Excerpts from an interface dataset
===============

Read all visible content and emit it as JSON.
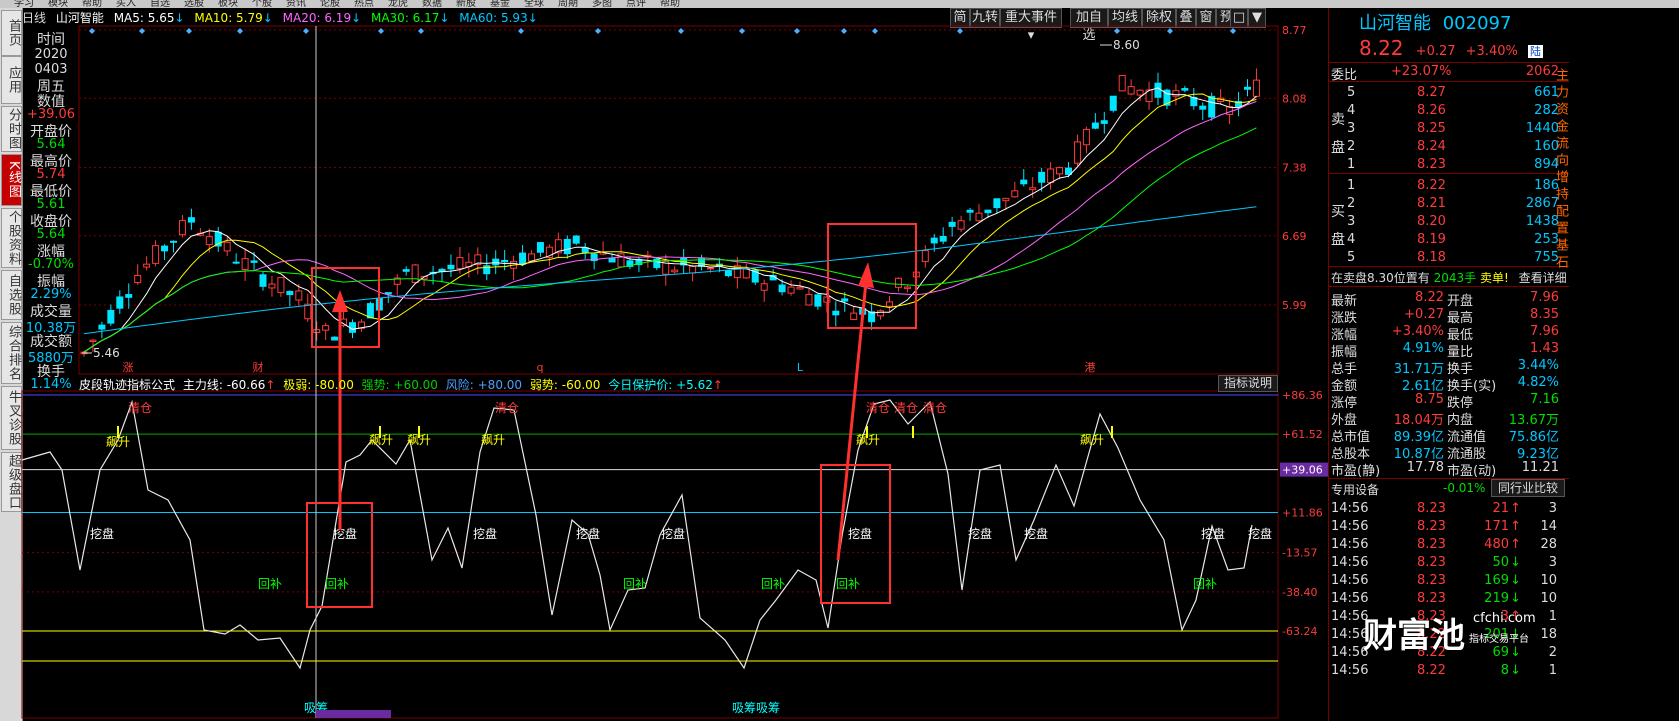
{
  "menu": [
    "学习",
    "模块",
    "帮助",
    "买入",
    "自选",
    "选股",
    "板块",
    "个股",
    "资讯",
    "论股",
    "热点",
    "龙虎",
    "数据",
    "新股",
    "基金",
    "全球",
    "周期",
    "多图",
    "点评",
    "帮助"
  ],
  "nav_tabs": [
    "首页",
    "应用",
    "分时图",
    "K线图",
    "个股资料",
    "自选股",
    "综合排名",
    "牛叉诊股",
    "超级盘口"
  ],
  "chart_header": {
    "period": "日线",
    "name": "山河智能",
    "ma5": "MA5: 5.65",
    "ma10": "MA10: 5.79",
    "ma20": "MA20: 6.19",
    "ma30": "MA30: 6.17",
    "ma60": "MA60: 5.93"
  },
  "toolbar": [
    "简",
    "九转",
    "重大事件",
    "加自选",
    "均线",
    "除权",
    "叠",
    "窗",
    "预测"
  ],
  "info_panel": {
    "time_label": "时间",
    "year": "2020",
    "date": "0403",
    "weekday": "周五",
    "value_label": "数值",
    "value": "+39.06",
    "open_label": "开盘价",
    "open": "5.64",
    "high_label": "最高价",
    "high": "5.74",
    "low_label": "最低价",
    "low": "5.61",
    "close_label": "收盘价",
    "close": "5.64",
    "change_label": "涨幅",
    "change": "-0.70%",
    "amp_label": "振幅",
    "amp": "2.29%",
    "vol_label": "成交量",
    "vol": "10.38万",
    "amt_label": "成交额",
    "amt": "5880万",
    "turn_label": "换手",
    "turn": "1.14%"
  },
  "price_axis": [
    "8.77",
    "8.08",
    "7.38",
    "6.69",
    "5.99"
  ],
  "price_markers": {
    "high": "8.60",
    "low": "5.46"
  },
  "candle_markers": [
    "涨",
    "财",
    "q",
    "L",
    "港"
  ],
  "indicator_header": {
    "name": "皮段轨迹指标公式",
    "main": "主力线: -60.66",
    "extreme": "极弱: -80.00",
    "strong": "强势: +60.00",
    "risk": "风险: +80.00",
    "weak": "弱势: -60.00",
    "protect": "今日保护价: +5.62",
    "explain_button": "指标说明"
  },
  "indicator_axis": [
    "+86.36",
    "+61.52",
    "+39.06",
    "+11.86",
    "-13.57",
    "-38.40",
    "-63.24"
  ],
  "indicator_labels": {
    "qingcang": "清仓",
    "biaosheng": "飙升",
    "wapan": "挖盘",
    "huibu": "回补",
    "xichou": "吸筹"
  },
  "right_panel": {
    "name": "山河智能",
    "code": "002097",
    "price": "8.22",
    "change": "+0.27",
    "pct": "+3.40%",
    "badge": "陆",
    "webi_label": "委比",
    "webi_pct": "+23.07%",
    "webi_diff": "2062",
    "sell_label": [
      "卖",
      "盘"
    ],
    "buy_label": [
      "买",
      "盘"
    ],
    "sell": [
      {
        "lvl": "5",
        "price": "8.27",
        "vol": "661"
      },
      {
        "lvl": "4",
        "price": "8.26",
        "vol": "282"
      },
      {
        "lvl": "3",
        "price": "8.25",
        "vol": "1440"
      },
      {
        "lvl": "2",
        "price": "8.24",
        "vol": "160"
      },
      {
        "lvl": "1",
        "price": "8.23",
        "vol": "894"
      }
    ],
    "buy": [
      {
        "lvl": "1",
        "price": "8.22",
        "vol": "186"
      },
      {
        "lvl": "2",
        "price": "8.21",
        "vol": "2867"
      },
      {
        "lvl": "3",
        "price": "8.20",
        "vol": "1438"
      },
      {
        "lvl": "4",
        "price": "8.19",
        "vol": "253"
      },
      {
        "lvl": "5",
        "price": "8.18",
        "vol": "755"
      }
    ],
    "notice_text": "在卖盘8.30位置有",
    "notice_vol": "2043手",
    "notice_sell": "卖单!",
    "notice_detail": "查看详细",
    "stats": [
      {
        "l1": "最新",
        "v1": "8.22",
        "c1": "red",
        "l2": "开盘",
        "v2": "7.96",
        "c2": "red"
      },
      {
        "l1": "涨跌",
        "v1": "+0.27",
        "c1": "red",
        "l2": "最高",
        "v2": "8.35",
        "c2": "red"
      },
      {
        "l1": "涨幅",
        "v1": "+3.40%",
        "c1": "red",
        "l2": "最低",
        "v2": "7.96",
        "c2": "red"
      },
      {
        "l1": "振幅",
        "v1": "4.91%",
        "c1": "cyan",
        "l2": "量比",
        "v2": "1.43",
        "c2": "red"
      },
      {
        "l1": "总手",
        "v1": "31.71万",
        "c1": "cyan",
        "l2": "换手",
        "v2": "3.44%",
        "c2": "cyan"
      },
      {
        "l1": "金额",
        "v1": "2.61亿",
        "c1": "cyan",
        "l2": "换手(实)",
        "v2": "4.82%",
        "c2": "cyan"
      },
      {
        "l1": "涨停",
        "v1": "8.75",
        "c1": "red",
        "l2": "跌停",
        "v2": "7.16",
        "c2": "green"
      },
      {
        "l1": "外盘",
        "v1": "18.04万",
        "c1": "red",
        "l2": "内盘",
        "v2": "13.67万",
        "c2": "green"
      },
      {
        "l1": "总市值",
        "v1": "89.39亿",
        "c1": "cyan",
        "l2": "流通值",
        "v2": "75.86亿",
        "c2": "cyan"
      },
      {
        "l1": "总股本",
        "v1": "10.87亿",
        "c1": "cyan",
        "l2": "流通股",
        "v2": "9.23亿",
        "c2": "cyan"
      },
      {
        "l1": "市盈(静)",
        "v1": "17.78",
        "c1": "white",
        "l2": "市盈(动)",
        "v2": "11.21",
        "c2": "white"
      }
    ],
    "industry": "专用设备",
    "industry_pct": "-0.01%",
    "compare_button": "同行业比较",
    "ticks": [
      {
        "t": "14:56",
        "p": "8.23",
        "v": "21",
        "d": "up",
        "n": "3"
      },
      {
        "t": "14:56",
        "p": "8.23",
        "v": "171",
        "d": "up",
        "n": "14"
      },
      {
        "t": "14:56",
        "p": "8.23",
        "v": "480",
        "d": "up",
        "n": "28"
      },
      {
        "t": "14:56",
        "p": "8.23",
        "v": "50",
        "d": "down",
        "n": "3"
      },
      {
        "t": "14:56",
        "p": "8.23",
        "v": "169",
        "d": "down",
        "n": "10"
      },
      {
        "t": "14:56",
        "p": "8.23",
        "v": "219",
        "d": "down",
        "n": "10"
      },
      {
        "t": "14:56",
        "p": "8.23",
        "v": "3",
        "d": "up",
        "n": "1"
      },
      {
        "t": "14:56",
        "p": "8.22",
        "v": "201",
        "d": "down",
        "n": "18"
      },
      {
        "t": "14:56",
        "p": "8.22",
        "v": "69",
        "d": "down",
        "n": "2"
      },
      {
        "t": "14:56",
        "p": "8.22",
        "v": "8",
        "d": "down",
        "n": "1"
      }
    ],
    "side_text": "主力资金流向增持配置基石"
  },
  "watermark": {
    "brand": "财富池",
    "domain": "cfchi.com",
    "slogan": "指标交易平台"
  }
}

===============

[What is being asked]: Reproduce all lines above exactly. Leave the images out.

[Response for this exercise]:
Read all visible content and emit it as JSON.
{
  "menu": [
    "学习",
    "模块",
    "帮助",
    "买入",
    "自选",
    "选股",
    "板块",
    "个股",
    "资讯",
    "论股",
    "热点",
    "龙虎",
    "数据",
    "新股",
    "基金",
    "全球",
    "周期",
    "多图",
    "点评",
    "帮助"
  ],
  "nav_tabs": [
    "首页",
    "应用",
    "分时图",
    "K线图",
    "个股资料",
    "自选股",
    "综合排名",
    "牛叉诊股",
    "超级盘口"
  ],
  "chart_header": {
    "period": "日线",
    "name": "山河智能",
    "ma5": "MA5: 5.65",
    "ma10": "MA10: 5.79",
    "ma20": "MA20: 6.19",
    "ma30": "MA30: 6.17",
    "ma60": "MA60: 5.93"
  },
  "toolbar": [
    "简",
    "九转",
    "重大事件",
    "加自选",
    "均线",
    "除权",
    "叠",
    "窗",
    "预测"
  ],
  "info_panel": {
    "time_label": "时间",
    "year": "2020",
    "date": "0403",
    "weekday": "周五",
    "value_label": "数值",
    "value": "+39.06",
    "open_label": "开盘价",
    "open": "5.64",
    "high_label": "最高价",
    "high": "5.74",
    "low_label": "最低价",
    "low": "5.61",
    "close_label": "收盘价",
    "close": "5.64",
    "change_label": "涨幅",
    "change": "-0.70%",
    "amp_label": "振幅",
    "amp": "2.29%",
    "vol_label": "成交量",
    "vol": "10.38万",
    "amt_label": "成交额",
    "amt": "5880万",
    "turn_label": "换手",
    "turn": "1.14%"
  },
  "price_axis": [
    "8.77",
    "8.08",
    "7.38",
    "6.69",
    "5.99"
  ],
  "price_markers": {
    "high": "8.60",
    "low": "5.46"
  },
  "candle_markers": [
    "涨",
    "财",
    "q",
    "L",
    "港"
  ],
  "indicator_header": {
    "name": "皮段轨迹指标公式",
    "main": "主力线: -60.66",
    "extreme": "极弱: -80.00",
    "strong": "强势: +60.00",
    "risk": "风险: +80.00",
    "weak": "弱势: -60.00",
    "protect": "今日保护价: +5.62",
    "explain_button": "指标说明"
  },
  "indicator_axis": [
    "+86.36",
    "+61.52",
    "+39.06",
    "+11.86",
    "-13.57",
    "-38.40",
    "-63.24"
  ],
  "indicator_labels": {
    "qingcang": "清仓",
    "biaosheng": "飙升",
    "wapan": "挖盘",
    "huibu": "回补",
    "xichou": "吸筹"
  },
  "right_panel": {
    "name": "山河智能",
    "code": "002097",
    "price": "8.22",
    "change": "+0.27",
    "pct": "+3.40%",
    "badge": "陆",
    "webi_label": "委比",
    "webi_pct": "+23.07%",
    "webi_diff": "2062",
    "sell_label": [
      "卖",
      "盘"
    ],
    "buy_label": [
      "买",
      "盘"
    ],
    "sell": [
      {
        "lvl": "5",
        "price": "8.27",
        "vol": "661"
      },
      {
        "lvl": "4",
        "price": "8.26",
        "vol": "282"
      },
      {
        "lvl": "3",
        "price": "8.25",
        "vol": "1440"
      },
      {
        "lvl": "2",
        "price": "8.24",
        "vol": "160"
      },
      {
        "lvl": "1",
        "price": "8.23",
        "vol": "894"
      }
    ],
    "buy": [
      {
        "lvl": "1",
        "price": "8.22",
        "vol": "186"
      },
      {
        "lvl": "2",
        "price": "8.21",
        "vol": "2867"
      },
      {
        "lvl": "3",
        "price": "8.20",
        "vol": "1438"
      },
      {
        "lvl": "4",
        "price": "8.19",
        "vol": "253"
      },
      {
        "lvl": "5",
        "price": "8.18",
        "vol": "755"
      }
    ],
    "notice_text": "在卖盘8.30位置有",
    "notice_vol": "2043手",
    "notice_sell": "卖单!",
    "notice_detail": "查看详细",
    "stats": [
      {
        "l1": "最新",
        "v1": "8.22",
        "c1": "red",
        "l2": "开盘",
        "v2": "7.96",
        "c2": "red"
      },
      {
        "l1": "涨跌",
        "v1": "+0.27",
        "c1": "red",
        "l2": "最高",
        "v2": "8.35",
        "c2": "red"
      },
      {
        "l1": "涨幅",
        "v1": "+3.40%",
        "c1": "red",
        "l2": "最低",
        "v2": "7.96",
        "c2": "red"
      },
      {
        "l1": "振幅",
        "v1": "4.91%",
        "c1": "cyan",
        "l2": "量比",
        "v2": "1.43",
        "c2": "red"
      },
      {
        "l1": "总手",
        "v1": "31.71万",
        "c1": "cyan",
        "l2": "换手",
        "v2": "3.44%",
        "c2": "cyan"
      },
      {
        "l1": "金额",
        "v1": "2.61亿",
        "c1": "cyan",
        "l2": "换手(实)",
        "v2": "4.82%",
        "c2": "cyan"
      },
      {
        "l1": "涨停",
        "v1": "8.75",
        "c1": "red",
        "l2": "跌停",
        "v2": "7.16",
        "c2": "green"
      },
      {
        "l1": "外盘",
        "v1": "18.04万",
        "c1": "red",
        "l2": "内盘",
        "v2": "13.67万",
        "c2": "green"
      },
      {
        "l1": "总市值",
        "v1": "89.39亿",
        "c1": "cyan",
        "l2": "流通值",
        "v2": "75.86亿",
        "c2": "cyan"
      },
      {
        "l1": "总股本",
        "v1": "10.87亿",
        "c1": "cyan",
        "l2": "流通股",
        "v2": "9.23亿",
        "c2": "cyan"
      },
      {
        "l1": "市盈(静)",
        "v1": "17.78",
        "c1": "white",
        "l2": "市盈(动)",
        "v2": "11.21",
        "c2": "white"
      }
    ],
    "industry": "专用设备",
    "industry_pct": "-0.01%",
    "compare_button": "同行业比较",
    "ticks": [
      {
        "t": "14:56",
        "p": "8.23",
        "v": "21",
        "d": "up",
        "n": "3"
      },
      {
        "t": "14:56",
        "p": "8.23",
        "v": "171",
        "d": "up",
        "n": "14"
      },
      {
        "t": "14:56",
        "p": "8.23",
        "v": "480",
        "d": "up",
        "n": "28"
      },
      {
        "t": "14:56",
        "p": "8.23",
        "v": "50",
        "d": "down",
        "n": "3"
      },
      {
        "t": "14:56",
        "p": "8.23",
        "v": "169",
        "d": "down",
        "n": "10"
      },
      {
        "t": "14:56",
        "p": "8.23",
        "v": "219",
        "d": "down",
        "n": "10"
      },
      {
        "t": "14:56",
        "p": "8.23",
        "v": "3",
        "d": "up",
        "n": "1"
      },
      {
        "t": "14:56",
        "p": "8.22",
        "v": "201",
        "d": "down",
        "n": "18"
      },
      {
        "t": "14:56",
        "p": "8.22",
        "v": "69",
        "d": "down",
        "n": "2"
      },
      {
        "t": "14:56",
        "p": "8.22",
        "v": "8",
        "d": "down",
        "n": "1"
      }
    ],
    "side_text": "主力资金流向增持配置基石"
  },
  "watermark": {
    "brand": "财富池",
    "domain": "cfchi.com",
    "slogan": "指标交易平台"
  }
}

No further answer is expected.